Upgrade or Replace Switchgear? 4 questions to help you identify your best choice

This audio was created using Microsoft Azure Speech Services

When older breakers become unreliable and maintenance costs rise, electrical engineers face a choice: replace aging switchgear or modernize it with an upgrade. In many cases, an upgrade is the best choice because it costs less and requires little downtime, yet an upgrade brings modern capabilities and improves system performance. Each power system and situation is unique, but the challenges of aging electrical equipment can be addressed without total replacement. Start assessing your best choice by asking these four questions:

1. Do you need to minimize planned downtime?

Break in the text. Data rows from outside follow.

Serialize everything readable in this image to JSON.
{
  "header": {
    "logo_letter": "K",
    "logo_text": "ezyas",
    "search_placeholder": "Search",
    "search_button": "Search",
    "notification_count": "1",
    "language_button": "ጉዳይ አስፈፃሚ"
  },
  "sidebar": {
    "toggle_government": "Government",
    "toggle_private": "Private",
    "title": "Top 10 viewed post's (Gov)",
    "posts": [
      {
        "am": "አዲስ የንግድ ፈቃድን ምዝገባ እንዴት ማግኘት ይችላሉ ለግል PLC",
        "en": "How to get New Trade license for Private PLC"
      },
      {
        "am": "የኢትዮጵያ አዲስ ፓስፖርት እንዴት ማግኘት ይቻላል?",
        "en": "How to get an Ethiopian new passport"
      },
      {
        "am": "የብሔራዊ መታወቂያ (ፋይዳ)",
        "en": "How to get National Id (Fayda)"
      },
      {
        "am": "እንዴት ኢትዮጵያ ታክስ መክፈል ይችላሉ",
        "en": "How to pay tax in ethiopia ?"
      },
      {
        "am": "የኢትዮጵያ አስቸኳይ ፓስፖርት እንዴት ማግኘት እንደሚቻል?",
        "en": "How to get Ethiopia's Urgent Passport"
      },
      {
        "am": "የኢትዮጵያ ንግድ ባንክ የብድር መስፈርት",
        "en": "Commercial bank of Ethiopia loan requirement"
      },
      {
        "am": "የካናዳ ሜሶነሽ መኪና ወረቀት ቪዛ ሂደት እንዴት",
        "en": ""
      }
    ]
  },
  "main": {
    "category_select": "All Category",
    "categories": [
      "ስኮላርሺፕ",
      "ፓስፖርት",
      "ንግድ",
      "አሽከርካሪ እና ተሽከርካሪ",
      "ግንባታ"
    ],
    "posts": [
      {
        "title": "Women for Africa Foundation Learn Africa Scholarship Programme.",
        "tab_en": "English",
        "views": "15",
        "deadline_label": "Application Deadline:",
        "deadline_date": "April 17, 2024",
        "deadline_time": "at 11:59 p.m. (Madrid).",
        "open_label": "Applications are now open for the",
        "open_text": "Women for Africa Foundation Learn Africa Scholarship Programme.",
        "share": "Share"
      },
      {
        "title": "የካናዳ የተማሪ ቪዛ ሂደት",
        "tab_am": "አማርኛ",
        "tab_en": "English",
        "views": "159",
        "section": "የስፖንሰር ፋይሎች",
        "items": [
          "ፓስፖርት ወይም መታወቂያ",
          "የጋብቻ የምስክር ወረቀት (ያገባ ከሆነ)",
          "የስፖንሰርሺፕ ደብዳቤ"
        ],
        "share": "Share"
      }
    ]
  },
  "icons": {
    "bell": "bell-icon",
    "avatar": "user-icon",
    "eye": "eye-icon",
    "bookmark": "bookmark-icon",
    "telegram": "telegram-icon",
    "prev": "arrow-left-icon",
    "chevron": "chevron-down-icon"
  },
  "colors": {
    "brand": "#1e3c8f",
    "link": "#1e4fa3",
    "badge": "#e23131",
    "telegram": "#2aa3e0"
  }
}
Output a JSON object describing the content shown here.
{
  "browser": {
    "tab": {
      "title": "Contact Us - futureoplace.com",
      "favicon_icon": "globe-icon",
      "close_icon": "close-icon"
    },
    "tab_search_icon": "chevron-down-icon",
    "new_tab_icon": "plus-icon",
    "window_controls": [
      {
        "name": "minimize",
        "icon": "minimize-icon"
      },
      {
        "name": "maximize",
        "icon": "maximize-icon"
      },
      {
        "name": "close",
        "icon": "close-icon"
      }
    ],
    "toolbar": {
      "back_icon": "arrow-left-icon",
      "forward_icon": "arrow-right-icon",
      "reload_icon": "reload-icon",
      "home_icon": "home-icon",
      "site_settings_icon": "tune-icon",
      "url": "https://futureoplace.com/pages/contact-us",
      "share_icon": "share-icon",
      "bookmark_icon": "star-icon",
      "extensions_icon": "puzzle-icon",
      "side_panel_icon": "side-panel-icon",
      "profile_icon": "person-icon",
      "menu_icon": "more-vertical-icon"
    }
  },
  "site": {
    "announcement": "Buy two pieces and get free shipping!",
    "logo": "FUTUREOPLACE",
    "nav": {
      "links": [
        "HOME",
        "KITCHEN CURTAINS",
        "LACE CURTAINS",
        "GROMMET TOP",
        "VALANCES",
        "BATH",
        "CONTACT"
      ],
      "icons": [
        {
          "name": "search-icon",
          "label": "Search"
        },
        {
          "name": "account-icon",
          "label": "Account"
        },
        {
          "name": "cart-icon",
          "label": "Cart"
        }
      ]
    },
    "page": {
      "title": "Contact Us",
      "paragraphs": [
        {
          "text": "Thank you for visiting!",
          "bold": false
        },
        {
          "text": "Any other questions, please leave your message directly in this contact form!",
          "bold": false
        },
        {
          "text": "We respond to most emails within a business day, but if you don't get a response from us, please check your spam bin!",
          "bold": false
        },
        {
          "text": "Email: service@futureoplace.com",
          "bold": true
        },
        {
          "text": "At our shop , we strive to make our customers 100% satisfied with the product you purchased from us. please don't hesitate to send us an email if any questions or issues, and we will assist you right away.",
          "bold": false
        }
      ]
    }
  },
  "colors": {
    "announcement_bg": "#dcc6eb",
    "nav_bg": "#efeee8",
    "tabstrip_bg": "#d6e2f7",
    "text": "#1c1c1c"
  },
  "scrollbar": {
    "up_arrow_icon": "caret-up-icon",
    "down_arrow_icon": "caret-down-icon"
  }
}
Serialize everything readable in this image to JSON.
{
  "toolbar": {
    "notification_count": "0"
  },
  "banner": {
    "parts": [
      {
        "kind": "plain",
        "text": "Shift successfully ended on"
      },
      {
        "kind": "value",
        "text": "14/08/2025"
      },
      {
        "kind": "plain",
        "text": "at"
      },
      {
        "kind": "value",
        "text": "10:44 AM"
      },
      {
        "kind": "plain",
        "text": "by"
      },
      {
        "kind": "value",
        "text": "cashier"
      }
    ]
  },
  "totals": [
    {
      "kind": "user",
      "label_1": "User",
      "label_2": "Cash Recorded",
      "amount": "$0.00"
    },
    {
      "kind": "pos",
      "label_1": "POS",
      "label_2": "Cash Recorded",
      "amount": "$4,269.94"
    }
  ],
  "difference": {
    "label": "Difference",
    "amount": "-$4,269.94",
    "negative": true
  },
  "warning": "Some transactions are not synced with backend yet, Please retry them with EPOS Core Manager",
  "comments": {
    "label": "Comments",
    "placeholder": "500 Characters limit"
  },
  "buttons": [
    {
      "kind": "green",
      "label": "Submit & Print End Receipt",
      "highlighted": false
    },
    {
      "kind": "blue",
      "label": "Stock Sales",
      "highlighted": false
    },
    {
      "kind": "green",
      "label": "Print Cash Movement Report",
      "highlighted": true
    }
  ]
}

Every system operator wants less downtime, but some mission-critical operations strive to minimize planned downtime as much as possible. A replacement will require more downtime because it requires the removal of old switchgear infrastructure. By contrast, an upgrade requires minimal planned downtime because the existing structure remains intact.

2. Is finding budget for the project and justifying the expenditure problematic?

An upgrade is an operating expense and typically easier to fund than switchgear replacement, which is new equipment and requires capital funds. Upgrading costs less because the existing footprint remains, and retrofits can be paid for over time.

Upgrading can even be a cost-effective solution for older switchgear that is hard to reach or requires unique configuration. Replacement requires the purchase of new equipment, moving conduit, structure reconfiguration and testing. The upside is new infrastructure, but be prepared for higher costs and bigger upfront expenses.


3. How to mitigate risk for your modernization project?

An upgrade is lower risk because it requires fewer project hours, less site preparation, less disposal management and less hands-on manipulation of cables and other electrical equipment.

A total replacement results in more material waste, which must be properly discarded or recycled. New switchgear can require new or spliced cabling, which also increases risk.

4. Do you require latest equipment capabilities?

Replacing old equipment with new equipment provides an instant modernization to the latest standards, but modernization to the latest standards also comes with upgrades. Safety, communications and other standards are updated.

Next Step

Dive deeper into available solutions for upgrade and replacement, and document actual cost, downtime requirements and other details with our new tool.

Whether you decide to upgrade or replace your existing equipment, you’ll find reliable solutions at Schneider Electric. Talk to our technical experts today about your unique project needs.

Tags: , , , , , , , , ,